• [Task brief]: From the data, copy out every line in which the word "chat" appears.

(Data about app and page elements)
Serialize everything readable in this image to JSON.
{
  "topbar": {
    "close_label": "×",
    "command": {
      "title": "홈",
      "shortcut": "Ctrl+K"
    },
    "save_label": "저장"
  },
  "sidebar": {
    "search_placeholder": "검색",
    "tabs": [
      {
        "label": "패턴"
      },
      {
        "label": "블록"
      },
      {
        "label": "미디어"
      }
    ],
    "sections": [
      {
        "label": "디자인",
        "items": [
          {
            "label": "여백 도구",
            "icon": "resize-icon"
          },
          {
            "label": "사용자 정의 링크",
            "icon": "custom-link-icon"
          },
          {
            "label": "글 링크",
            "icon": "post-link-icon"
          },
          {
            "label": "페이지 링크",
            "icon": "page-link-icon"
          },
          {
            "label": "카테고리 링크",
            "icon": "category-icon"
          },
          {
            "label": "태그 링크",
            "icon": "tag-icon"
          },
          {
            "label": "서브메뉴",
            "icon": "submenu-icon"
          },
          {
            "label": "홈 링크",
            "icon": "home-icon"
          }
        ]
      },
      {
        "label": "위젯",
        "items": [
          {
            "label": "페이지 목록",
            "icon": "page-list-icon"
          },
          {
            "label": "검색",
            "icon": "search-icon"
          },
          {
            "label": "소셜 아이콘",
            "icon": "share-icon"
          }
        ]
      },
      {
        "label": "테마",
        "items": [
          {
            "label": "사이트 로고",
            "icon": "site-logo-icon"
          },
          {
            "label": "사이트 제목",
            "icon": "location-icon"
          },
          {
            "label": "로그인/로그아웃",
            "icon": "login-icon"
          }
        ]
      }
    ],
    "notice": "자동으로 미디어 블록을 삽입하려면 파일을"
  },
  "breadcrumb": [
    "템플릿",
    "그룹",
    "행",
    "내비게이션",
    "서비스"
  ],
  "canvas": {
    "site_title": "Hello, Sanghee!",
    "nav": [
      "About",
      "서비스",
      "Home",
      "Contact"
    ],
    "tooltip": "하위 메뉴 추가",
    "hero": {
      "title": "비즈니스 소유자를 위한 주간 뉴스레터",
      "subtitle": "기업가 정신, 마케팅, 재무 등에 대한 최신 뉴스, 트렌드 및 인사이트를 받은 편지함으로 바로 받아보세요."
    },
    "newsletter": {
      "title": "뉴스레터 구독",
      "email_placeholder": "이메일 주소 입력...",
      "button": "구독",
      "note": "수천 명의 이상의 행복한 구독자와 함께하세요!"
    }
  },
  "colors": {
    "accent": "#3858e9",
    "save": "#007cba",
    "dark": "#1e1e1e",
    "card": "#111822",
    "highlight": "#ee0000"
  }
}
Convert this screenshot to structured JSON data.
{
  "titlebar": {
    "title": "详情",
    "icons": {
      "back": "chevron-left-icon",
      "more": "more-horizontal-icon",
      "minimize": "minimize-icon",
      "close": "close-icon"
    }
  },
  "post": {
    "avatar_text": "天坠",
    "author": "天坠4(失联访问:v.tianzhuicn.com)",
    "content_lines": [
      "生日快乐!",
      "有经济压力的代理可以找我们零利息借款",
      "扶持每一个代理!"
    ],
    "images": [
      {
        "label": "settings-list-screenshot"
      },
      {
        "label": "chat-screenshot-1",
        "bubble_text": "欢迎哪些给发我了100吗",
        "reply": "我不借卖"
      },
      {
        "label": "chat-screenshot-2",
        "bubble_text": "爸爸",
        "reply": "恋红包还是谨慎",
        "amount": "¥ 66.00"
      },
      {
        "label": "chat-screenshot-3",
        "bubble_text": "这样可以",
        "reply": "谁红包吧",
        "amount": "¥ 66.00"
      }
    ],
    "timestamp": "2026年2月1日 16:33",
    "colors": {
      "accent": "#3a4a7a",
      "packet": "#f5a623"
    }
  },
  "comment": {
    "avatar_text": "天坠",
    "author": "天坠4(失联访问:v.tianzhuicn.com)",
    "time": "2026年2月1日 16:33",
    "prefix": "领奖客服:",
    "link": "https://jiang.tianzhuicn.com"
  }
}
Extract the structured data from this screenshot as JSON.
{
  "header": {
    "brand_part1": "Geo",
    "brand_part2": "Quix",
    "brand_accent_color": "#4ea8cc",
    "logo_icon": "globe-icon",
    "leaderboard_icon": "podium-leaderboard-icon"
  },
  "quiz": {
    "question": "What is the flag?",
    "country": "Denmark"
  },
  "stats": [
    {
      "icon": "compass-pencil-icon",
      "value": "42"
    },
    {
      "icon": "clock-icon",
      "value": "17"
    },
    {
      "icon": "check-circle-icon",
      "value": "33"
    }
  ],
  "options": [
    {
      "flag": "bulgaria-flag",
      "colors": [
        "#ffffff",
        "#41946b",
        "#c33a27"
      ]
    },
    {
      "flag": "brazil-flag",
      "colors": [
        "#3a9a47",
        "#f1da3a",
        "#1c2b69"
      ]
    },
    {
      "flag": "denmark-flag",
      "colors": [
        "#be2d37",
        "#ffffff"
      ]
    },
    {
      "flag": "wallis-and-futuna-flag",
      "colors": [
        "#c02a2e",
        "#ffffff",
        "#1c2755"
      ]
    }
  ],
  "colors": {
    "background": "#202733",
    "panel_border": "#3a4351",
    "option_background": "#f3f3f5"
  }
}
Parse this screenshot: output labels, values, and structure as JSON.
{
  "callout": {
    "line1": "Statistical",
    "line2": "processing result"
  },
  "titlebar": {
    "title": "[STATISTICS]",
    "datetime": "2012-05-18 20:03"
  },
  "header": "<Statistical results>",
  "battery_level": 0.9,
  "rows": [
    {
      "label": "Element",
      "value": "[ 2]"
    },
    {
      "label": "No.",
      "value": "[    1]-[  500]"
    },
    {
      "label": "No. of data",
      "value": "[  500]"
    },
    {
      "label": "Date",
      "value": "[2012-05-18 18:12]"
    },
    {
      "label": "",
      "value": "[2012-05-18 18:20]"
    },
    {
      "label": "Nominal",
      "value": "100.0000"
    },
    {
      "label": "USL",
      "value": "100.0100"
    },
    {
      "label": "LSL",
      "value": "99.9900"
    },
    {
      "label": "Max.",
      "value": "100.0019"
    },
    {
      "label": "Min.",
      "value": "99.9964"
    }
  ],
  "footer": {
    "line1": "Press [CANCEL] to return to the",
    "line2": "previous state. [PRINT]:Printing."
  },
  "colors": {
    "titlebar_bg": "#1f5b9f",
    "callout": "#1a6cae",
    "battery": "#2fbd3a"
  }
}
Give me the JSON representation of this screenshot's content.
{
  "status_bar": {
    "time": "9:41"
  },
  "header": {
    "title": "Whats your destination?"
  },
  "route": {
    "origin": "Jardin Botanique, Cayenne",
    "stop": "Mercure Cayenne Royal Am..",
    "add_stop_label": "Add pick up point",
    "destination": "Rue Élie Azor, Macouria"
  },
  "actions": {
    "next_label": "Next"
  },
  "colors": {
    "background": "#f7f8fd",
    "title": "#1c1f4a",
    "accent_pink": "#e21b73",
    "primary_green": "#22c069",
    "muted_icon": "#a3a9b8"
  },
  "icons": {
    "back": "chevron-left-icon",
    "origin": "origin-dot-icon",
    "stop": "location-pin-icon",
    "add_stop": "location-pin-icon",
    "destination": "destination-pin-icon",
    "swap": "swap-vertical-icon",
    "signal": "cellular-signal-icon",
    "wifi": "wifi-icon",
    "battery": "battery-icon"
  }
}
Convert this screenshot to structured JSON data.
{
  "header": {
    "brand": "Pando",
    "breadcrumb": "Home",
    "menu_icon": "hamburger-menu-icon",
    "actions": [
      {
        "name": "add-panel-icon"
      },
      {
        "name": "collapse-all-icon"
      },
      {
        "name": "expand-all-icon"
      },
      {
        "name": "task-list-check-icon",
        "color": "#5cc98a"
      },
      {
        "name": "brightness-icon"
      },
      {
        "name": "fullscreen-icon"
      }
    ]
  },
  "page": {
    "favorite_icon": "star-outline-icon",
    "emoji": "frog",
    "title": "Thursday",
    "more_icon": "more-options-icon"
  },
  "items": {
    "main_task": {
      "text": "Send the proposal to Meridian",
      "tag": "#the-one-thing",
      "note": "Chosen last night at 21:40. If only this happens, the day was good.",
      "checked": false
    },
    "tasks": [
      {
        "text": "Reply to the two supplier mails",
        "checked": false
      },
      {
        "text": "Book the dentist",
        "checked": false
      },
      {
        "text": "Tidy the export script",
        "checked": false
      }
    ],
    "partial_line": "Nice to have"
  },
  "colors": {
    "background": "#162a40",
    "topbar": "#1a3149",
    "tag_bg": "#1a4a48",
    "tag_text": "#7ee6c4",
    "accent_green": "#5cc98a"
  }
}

• [Exercise response]:
        "label": "chat-screenshot-1",
        "label": "chat-screenshot-2",
        "label": "chat-screenshot-3",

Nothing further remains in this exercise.